Singapore is known for its food courts and street food vendors. The hawker food in Singapore is something that is unique. Many dishes like Roti-prata and Chicken-rice are exclusive to Singapore. It is an affluent and extremely well managed city and has very strict laws about the quality of food and the way it is prepared in the food courts and by street vendors. A problem that has been observed lately is the aging of Singapore population. Along with others, even the street hawkers are also naturally aging. Many of the hawkers now wish to close shop and retire. Because of the aging population, not many are interested in taking up this street food business. Besides, younger generation is not very willing to become hawkers since it is a hard life, and not all hawkers are successful. Besides aging hawkers, another problem that is discouraging owners of street food stalls is the heavy competition from air-conditioned food courts, dishing out tasteless food, cooked in centralized kitchens somewhere else.
Singapore Government wants to start 10 new hawker centers in next decade, at upcoming tourist attraction spots like Gardens by the Bay and the International Cruise Terminal. Koh Seng Choon, executive director of Project Dignity, which helps disadvantaged people, as well as those with disabilities says that “Nobody is capturing the knowledge of hawkers now, and we should, because the hawker food here is something that is uniquely Singapore,”
Singapore's Workforce Development Agency (WDA) wants to create new a facility that would build a pipeline of skilled hawkers in anticipation of the 10 new hawker centers to be built within the next decade. Their idea is to start a training center, where would be hawkers will get training under formal programme that the Government would be co-funding. WDA would subsidize the cost of setting up the school and course fees, and also help market the program to Singaporeans. They have called for bids to set up new hawker training center The selected bidder would have to set up a training center and is expected to set aside places for new and local entrants to the trade and help its graduates find and keep jobs within the food industry. One of the bidders, Project Dignity says that they would set up a demonstration kitchen to simulate a hawker stall, which would make students aware of the requirements of National Environmental Agency's guidelines for A grade hawker stalls.
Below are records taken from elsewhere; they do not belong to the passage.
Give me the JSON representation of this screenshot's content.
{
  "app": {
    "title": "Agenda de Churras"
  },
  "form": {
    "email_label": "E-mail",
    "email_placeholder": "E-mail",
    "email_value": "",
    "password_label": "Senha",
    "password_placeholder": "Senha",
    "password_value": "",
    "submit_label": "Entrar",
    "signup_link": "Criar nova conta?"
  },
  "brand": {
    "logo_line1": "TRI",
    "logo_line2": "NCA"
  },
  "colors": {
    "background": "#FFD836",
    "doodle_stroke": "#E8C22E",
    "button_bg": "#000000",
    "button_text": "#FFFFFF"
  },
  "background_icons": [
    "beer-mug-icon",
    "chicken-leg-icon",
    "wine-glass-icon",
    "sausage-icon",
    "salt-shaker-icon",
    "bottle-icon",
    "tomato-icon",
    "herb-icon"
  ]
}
Many people however remain unconvinced about success of such a training programme. They feel that the successful street hawkers have their brand name recipes, which they would never divulge to anyone. It is part of their business goodwill. A person trained may know the law but running a successful hawker stall requires individual enterprise. The overall business scene is now biased against the hawker stalls and new entrants nay not succeed. However such kind of training programme would highlight the standards of cleanliness and health aspects and programme graduates would certainly be much better hawkers without doubt.
In my home city of Pune, standards of cleanliness and health standards are perhaps much lower that the lowest acceptable. Eating at street vendor stalls is an open invitation to water borne diseases. Such a kind of hawker training programme started here, could go a long way in improving public health.
19 May 2012